Q: You do editorials for magazines and also photographic exhibitions, what is the difference between fashion photography and artistic photography?
A: The difference between a fashion photograph and an art photograph can be clear or almost invisible. Everything is a question of perspective and feeling which makes the border between these two categories very abstract. I think that museums or galleries reinforce the artistic dimension of an image while magazines or advertising displays popularize the image. One of the main reasons that fashion photography is devalued from an artistic point of view is obviously the medium and the idea that the image is associated with a brand in a marketing process. While in theory art wants to be detached from any influence outside the artist. This is hypocritical because the majority of artists today mass produce for commercial purposes and are fully part of a capitalist world. It is therefore a little easy to criticize this commercial aspect of fashion photography when the gallery owners in the same try to highlight artists with whom they are sure to make sales.
When the Minneapolis Institute of the Arts offered Richard Avedon a retrospective in 1970, he agreed under the condition that the show excludes his fashion photography. He said, “the dirtiest word in the eyes of the art world.” Although he eventually relented – and fashion has become the genre for which he’s most celebrated – fashion photography is still considered suspect by many art cognoscenti and, I think, this is something that must change in the collective unconscious and in the world of art connoisseurs, art dealers, gallery owners, etc.
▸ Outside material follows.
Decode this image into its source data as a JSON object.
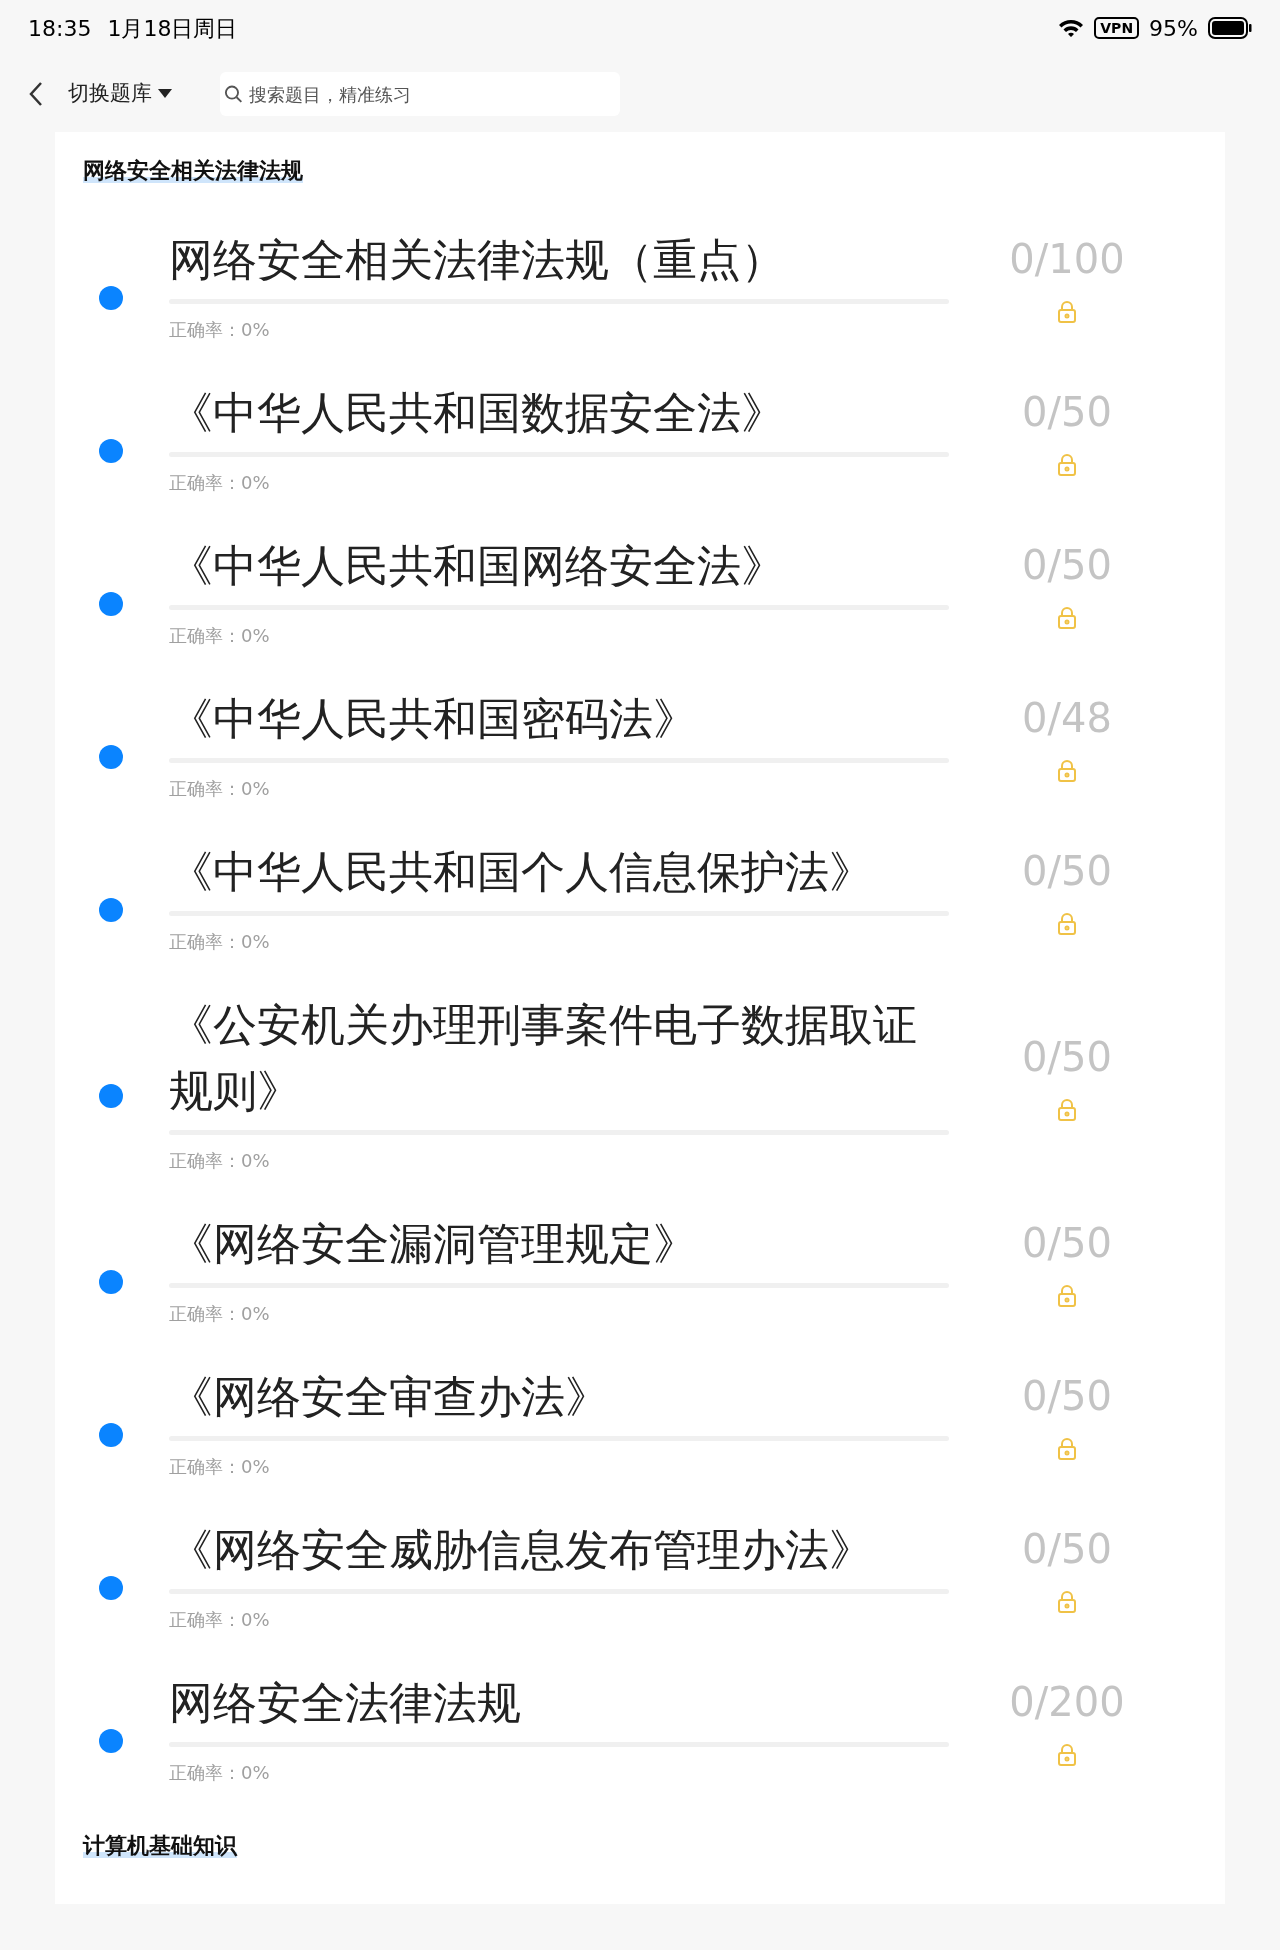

Fashion photography is the result of a creative process that involves reflection, technique, application and a personal and emotional dimension of its author. It is therefore neither more nor less a work of art. The major problem today is to wonder what is the difference between a fashion and an artistic picture because the answer is very simple: there is none.
Q: Which mistakes should a young photographer avoid?
A: We have to nurture an internal force that isn’t easily swayed by opinions negative or positive and I think young photographers should not use social media as a barometer of the quality of their work.
Q: Which projects are you currently working on?
I am currently working on two photographic projects. The first one is called “ARTORITHM” which talks about the link between algorithms and identity. The second is an exhibition project against transphobia called “Je T’ <3”. I am right now working on a brand called “Fraternity” and I also think more and more about the cinema and doing some short or long movies.
Q: Which piece of advice would you give to those who want to start in this industry?
“Great artists have chance in their talent and talent in their chance.”
The difficulty in embarking on an artistic career is that there are no rules to follow. Each path is different and each artist would undoubtedly not have succeeded if they had followed the path of another. Success is a combination of luck, work, confidence in oneself and in the future, uniqueness, etc. Not comparing yourself to others and trying to do something that has already been done or is currently trending. Find your uniqueness and identity. Make no concessions with your own choices. Be ambitious and see in the long term. Big goals take time and are the result of a succession of small battles won. I think that to be successful in this industry you have to have artistic talent, a clear identity. But you also have to have a worldly talent. An ability to integrate and socialize easily with others. Contacts are essential to advance in fashion and to become successful.
Exclusive interview for Vanity Teen online!